When catastrophe strikes, and large swathes of the forest floor are suddenly laid bare to the sunlight, what happens? Peter Wohlleben’s book tells us that the first new trees to establish themselves will be species different than what has just been knocked down. They are “pioneer” species that are genetically adapted and designed to thrive in this situation—to take root and grow rapidly in the new conditions. The seeds of the “old” trees will sprout as well, but they will grow more slowly—as they are genetically disposed to do—and will quickly be over-covered by the canopy of the pioneers. It is the pioneer species which establish the first stage of the new forest.
We can imagine, now, there will be two kinds of pioneer trees competing to grow on our newly sunlit forest floor: conservative trees and progressive trees. The conservative pioneers will likely sprout and take off with a rapid excitement and vigor. But after their initial spurt they are likely to slow down and wither simply because they will be producing nothing of real sustenance for the middle-class forces that blasted down the old forest. They will only be unfurling the garishly colored negative leaves of the populist message―the anti-immigration, anti-LBGT, anti-government regulation leaves.

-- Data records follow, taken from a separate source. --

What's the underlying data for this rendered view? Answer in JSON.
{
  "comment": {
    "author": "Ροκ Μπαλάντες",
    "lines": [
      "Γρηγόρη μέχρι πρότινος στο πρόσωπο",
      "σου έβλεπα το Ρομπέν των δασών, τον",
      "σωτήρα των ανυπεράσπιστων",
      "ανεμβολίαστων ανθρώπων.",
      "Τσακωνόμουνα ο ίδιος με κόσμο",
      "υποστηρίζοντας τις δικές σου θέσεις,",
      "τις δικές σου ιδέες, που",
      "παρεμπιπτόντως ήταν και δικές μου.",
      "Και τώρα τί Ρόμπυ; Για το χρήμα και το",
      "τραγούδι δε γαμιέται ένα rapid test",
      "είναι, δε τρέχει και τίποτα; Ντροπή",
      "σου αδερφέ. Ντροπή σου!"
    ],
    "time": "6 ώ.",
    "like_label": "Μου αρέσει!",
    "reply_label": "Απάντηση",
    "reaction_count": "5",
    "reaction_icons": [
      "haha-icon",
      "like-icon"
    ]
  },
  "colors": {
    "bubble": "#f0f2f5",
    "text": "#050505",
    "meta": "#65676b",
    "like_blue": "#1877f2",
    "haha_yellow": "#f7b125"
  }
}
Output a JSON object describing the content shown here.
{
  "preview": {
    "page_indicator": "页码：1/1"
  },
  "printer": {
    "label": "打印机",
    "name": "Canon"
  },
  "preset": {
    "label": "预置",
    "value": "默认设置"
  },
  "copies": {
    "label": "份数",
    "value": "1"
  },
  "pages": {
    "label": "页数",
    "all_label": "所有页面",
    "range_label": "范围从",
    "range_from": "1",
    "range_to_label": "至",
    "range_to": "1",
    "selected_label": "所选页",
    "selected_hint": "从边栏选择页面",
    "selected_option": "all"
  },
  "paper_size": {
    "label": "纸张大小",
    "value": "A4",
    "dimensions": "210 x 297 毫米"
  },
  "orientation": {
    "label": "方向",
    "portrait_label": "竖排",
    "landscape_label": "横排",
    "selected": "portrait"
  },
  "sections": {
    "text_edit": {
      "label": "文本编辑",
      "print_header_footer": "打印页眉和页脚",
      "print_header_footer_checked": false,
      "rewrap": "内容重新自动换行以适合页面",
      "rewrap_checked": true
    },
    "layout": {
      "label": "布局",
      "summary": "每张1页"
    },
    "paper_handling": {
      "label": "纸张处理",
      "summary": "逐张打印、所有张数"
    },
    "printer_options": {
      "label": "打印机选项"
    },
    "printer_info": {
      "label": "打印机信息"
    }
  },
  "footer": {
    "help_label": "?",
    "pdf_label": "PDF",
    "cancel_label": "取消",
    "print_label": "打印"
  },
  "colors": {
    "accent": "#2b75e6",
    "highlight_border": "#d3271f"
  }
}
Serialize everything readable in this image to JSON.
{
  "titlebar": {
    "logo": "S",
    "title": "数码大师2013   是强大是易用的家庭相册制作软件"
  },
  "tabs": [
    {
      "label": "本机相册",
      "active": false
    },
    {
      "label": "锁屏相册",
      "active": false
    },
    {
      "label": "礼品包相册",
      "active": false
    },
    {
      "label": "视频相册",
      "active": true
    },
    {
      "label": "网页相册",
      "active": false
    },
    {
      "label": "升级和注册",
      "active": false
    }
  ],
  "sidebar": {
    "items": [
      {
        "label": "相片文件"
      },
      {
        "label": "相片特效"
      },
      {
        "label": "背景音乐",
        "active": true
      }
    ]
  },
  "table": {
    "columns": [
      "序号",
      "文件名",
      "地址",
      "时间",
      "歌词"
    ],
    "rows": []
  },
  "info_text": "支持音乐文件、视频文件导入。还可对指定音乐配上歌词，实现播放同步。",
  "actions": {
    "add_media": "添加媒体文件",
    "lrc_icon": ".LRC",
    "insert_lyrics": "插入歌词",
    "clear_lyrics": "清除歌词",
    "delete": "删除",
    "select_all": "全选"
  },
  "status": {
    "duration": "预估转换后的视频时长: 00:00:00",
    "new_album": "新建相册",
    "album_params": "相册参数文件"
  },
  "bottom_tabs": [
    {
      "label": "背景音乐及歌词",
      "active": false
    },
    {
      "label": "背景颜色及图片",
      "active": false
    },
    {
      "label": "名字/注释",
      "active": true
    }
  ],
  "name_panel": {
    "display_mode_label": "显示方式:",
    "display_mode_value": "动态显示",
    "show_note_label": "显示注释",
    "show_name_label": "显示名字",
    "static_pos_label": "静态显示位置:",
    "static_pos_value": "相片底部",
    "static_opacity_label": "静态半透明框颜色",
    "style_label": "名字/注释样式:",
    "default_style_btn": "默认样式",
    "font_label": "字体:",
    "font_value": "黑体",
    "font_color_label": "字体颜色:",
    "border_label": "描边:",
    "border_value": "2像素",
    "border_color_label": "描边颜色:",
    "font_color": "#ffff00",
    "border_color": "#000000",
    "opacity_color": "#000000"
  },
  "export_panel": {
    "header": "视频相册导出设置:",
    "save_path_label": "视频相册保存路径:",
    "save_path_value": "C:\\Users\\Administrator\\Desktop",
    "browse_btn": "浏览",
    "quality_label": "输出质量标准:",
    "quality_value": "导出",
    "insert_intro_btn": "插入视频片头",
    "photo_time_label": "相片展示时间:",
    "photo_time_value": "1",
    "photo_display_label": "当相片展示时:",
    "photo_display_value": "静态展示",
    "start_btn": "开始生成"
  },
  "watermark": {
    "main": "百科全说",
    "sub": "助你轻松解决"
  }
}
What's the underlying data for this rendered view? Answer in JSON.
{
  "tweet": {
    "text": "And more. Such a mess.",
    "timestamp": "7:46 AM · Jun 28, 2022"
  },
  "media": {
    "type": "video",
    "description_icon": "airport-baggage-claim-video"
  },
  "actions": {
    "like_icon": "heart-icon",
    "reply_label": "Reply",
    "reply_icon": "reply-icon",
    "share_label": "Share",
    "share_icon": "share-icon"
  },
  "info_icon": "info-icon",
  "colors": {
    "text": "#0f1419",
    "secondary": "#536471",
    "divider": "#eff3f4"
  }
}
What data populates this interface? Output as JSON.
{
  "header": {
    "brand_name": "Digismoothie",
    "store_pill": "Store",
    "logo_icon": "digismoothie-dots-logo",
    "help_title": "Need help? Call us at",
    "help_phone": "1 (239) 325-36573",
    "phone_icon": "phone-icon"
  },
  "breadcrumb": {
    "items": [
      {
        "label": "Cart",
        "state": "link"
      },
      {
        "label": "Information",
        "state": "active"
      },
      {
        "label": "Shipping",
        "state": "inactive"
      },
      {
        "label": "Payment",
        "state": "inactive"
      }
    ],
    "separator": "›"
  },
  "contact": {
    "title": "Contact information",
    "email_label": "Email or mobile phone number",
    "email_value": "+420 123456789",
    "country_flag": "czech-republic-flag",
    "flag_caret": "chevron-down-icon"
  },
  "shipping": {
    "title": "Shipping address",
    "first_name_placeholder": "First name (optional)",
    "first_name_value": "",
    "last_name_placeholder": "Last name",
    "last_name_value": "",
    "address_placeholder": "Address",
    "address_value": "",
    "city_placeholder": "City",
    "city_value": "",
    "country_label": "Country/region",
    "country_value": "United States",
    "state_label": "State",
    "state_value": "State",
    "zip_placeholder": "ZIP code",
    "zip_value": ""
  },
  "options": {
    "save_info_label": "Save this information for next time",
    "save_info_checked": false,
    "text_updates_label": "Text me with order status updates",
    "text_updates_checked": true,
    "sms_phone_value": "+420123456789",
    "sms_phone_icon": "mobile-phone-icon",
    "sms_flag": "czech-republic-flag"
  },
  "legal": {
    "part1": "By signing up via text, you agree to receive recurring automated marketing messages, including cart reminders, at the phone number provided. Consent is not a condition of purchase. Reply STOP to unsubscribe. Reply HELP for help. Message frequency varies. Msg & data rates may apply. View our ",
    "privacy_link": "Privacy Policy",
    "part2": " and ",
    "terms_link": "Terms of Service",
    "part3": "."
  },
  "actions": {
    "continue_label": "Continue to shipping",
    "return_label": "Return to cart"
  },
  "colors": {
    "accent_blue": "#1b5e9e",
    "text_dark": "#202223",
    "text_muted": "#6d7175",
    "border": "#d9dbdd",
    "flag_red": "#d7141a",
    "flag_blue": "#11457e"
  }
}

These are leaves that will generate bile instead of sugar.
The progressive pioneers, on the other hand, may begin with more hesitation and lack of momentum. But they have the opportunity to sprout the productive leaves of the populist movement―the leaves that will promote and support local rather than global economies, that will nurture and empower local communities rather than national institutions. If the progressive pioneers successfully do that, if they actually begin to provide a real sustenance, begin to unfold actual greenery, bear real, edible and nutritious fruit for the 99%, they will inevitably begin to overtake the withering conservative sprouts. And who are these “progressive pioneer trees” that will, I believe, inevitably take over the open forest floor? They are the Millennial generation with the cooperative genes.
What is most interesting to consider is this: If Hillary had prevailed in the election, if the old forest canopy, with its hidden rot, had remained intact, the Millennial pioneers would have had to wait much longer to begin to grow and bloom. Their “opening”―their opportunity―has come much sooner than it otherwise would have. And, given what we now confront as a collective society, that can only be a blessing.
In seizing their opportunity, as they must, the most important thing the progressive-cooperative Millennials (and those who would encourage and assist them) have to keep in mind is this: They can no longer fall into the trap―as the Obama-Clinton neo-liberals did―of agreeing with the twentieth century, hard-currency, fiscal conservatives, that the U.S. sovereign government is broke, is over its head in debt, and cannot possibly afford to buy the goods and services necessary to improve the collective good. To the extent the Millennials and their mentors buy into that argument, to the extent they allow it to prevail, unchallenged by the simple logic and reality of modern fiat money, they will fail. They must, instead, boldly embrace the opportunities provided by MMT―the monetary system we’ve actually been using now for half a century―and they must shame and marginalize the economic pundits who strive to maintain the “ideology of money scarcity.” Only in doing that will they will be able to unfold their creative green leaves and establish a new forest canopy that is genuinely productive and equitable―that feeds all the wood, in other words, from the top to the bottom.